If your margins are narrower, you may want to lower overall margins in order to allocate additional money for marketing. As the SBA points out, your marketing budget shouldn’t be based on your expense leftovers. On that note, remember that when we talk about sales and revenues, we’re talking about projected figures, not last year’s, because your spending should be pegged to the performance you hope for in the future, not past performance.

If you are a new company, or are introducing new products, even 10% could be too low. Again according to the U.S. Small Business Administration, retail businesses in the early brand-building phase sometimes spend as much as 20% of sales on their marketing. These early-year expenditures can justifiably be thought of as an investment. You’re building a foundation.

Once you’re established, your marketing expenditures may lessen. But your decisions about spending are still weighty ones. As Daniel Kehrer of MarketShare points out, marketing is accounted as a profit and loss item, not as part of the balance sheet. Rather than use an ROI ratio to guide you, he recommends return on marginal investment (or ROMI) if you really want to base your decisions on returns.

Keep Track of Results

But here’s what’s key, according to Kehrer: Keep track of the revenue you actually produce, and where it all comes from.

This is where analytics 2.0 comes in. You’ve always wanted to keep track of what your marketing spending is getting you. Thanks to Big Data, you can now follow it with unprecedented complexity and precision. Cross-channel analytics let you know which channels are working as well as how they may be working with one another. Take advantage of this, because it means that unlike that famous adage about advertising expenditures (in which half the money you spend on advertising is wasted, but you don’t know which half), you actually may be able to home in on the sweet spot that gets you closer to 100%.

Your customers aren’t just putting down the TV remote and rushing right out to the store. Maybe they get online first, check out your website. Maybe after that, they read some reviews. They click on a few digital ads. You send them an email. Maybe they delete it. You send them another one. Maybe they open it. Finally, they make the purchase. Or maybe it doesn’t even start with a TV. Maybe more successful customer journeys for this product begin with a YouTube ad. You now have access to the tools and the technology to take some of the maybes out of these scenarios.

Corey Craig heads customer experience design and innovation at Dell. She describes, in this article for VentureBeat, how Dell maps customer journeys in order to achieve three times their old average order value (AOV). Dell’s process first identifies customer intent, nurtures that intent with targeted content, then automates reactions. They’ve raised their email open rate from 12 to 30%, and their click-through-rate from 1 to 6%. It’s not necessarily about what they spend, but what they’re spending on.

Still Looking for That Number?

We know, we know. No matter how you’re making decisions, every company is always going to end up with “a number.” Whatever that is, you will probably question whether it’s too high or too low. A recent report from Forrester suggests that the average company now spends 11% of its revenue on marketing, which, last time we checked, was not in the 5 to 10% range.

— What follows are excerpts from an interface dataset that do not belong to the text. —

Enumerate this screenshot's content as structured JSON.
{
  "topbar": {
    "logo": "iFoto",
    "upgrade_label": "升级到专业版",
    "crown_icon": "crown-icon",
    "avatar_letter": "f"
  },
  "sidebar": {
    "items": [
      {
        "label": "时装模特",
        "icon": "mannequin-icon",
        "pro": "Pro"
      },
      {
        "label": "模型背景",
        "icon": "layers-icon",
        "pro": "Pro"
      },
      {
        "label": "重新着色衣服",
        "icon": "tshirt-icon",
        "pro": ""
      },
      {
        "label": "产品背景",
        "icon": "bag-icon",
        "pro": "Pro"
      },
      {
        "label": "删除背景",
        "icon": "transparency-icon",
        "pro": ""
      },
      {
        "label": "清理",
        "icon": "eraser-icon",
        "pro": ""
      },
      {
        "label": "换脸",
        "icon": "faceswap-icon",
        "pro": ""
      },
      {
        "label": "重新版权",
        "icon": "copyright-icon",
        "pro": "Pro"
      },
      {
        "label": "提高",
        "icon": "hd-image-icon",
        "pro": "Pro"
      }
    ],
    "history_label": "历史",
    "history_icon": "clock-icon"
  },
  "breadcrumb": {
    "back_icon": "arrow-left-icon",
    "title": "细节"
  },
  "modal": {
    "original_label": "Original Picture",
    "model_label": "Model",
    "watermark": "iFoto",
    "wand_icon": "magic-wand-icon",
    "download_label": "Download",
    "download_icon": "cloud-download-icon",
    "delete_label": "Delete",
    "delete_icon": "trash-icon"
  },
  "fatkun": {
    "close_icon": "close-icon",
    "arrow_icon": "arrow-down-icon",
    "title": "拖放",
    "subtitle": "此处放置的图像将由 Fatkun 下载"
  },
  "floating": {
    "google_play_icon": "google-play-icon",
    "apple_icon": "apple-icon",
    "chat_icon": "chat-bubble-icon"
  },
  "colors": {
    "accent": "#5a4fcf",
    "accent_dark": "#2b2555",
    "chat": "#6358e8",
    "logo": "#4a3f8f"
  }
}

But making your decisions based on an average should be your very last resort. And definitely don’t base your spending decisions on general trends. While spending on marketing may be up overall, even in the nonprofit sector, you should base your decisions on factors specific to your own market.

Who are the new customers you want to reach? What’s the best way to reach them? How are you going to tell how you’re doing? The more you base your spending on trustworthy info and definite goals, the better off you’ll be. Will you be able to keep using the same numbers? No. You’ll have to continually reassess. The upside is, so will your competitors, if they want to come close to keeping up.

And if you need some extra heads on the problem, let us know. We’ve got more than a few to spare around here.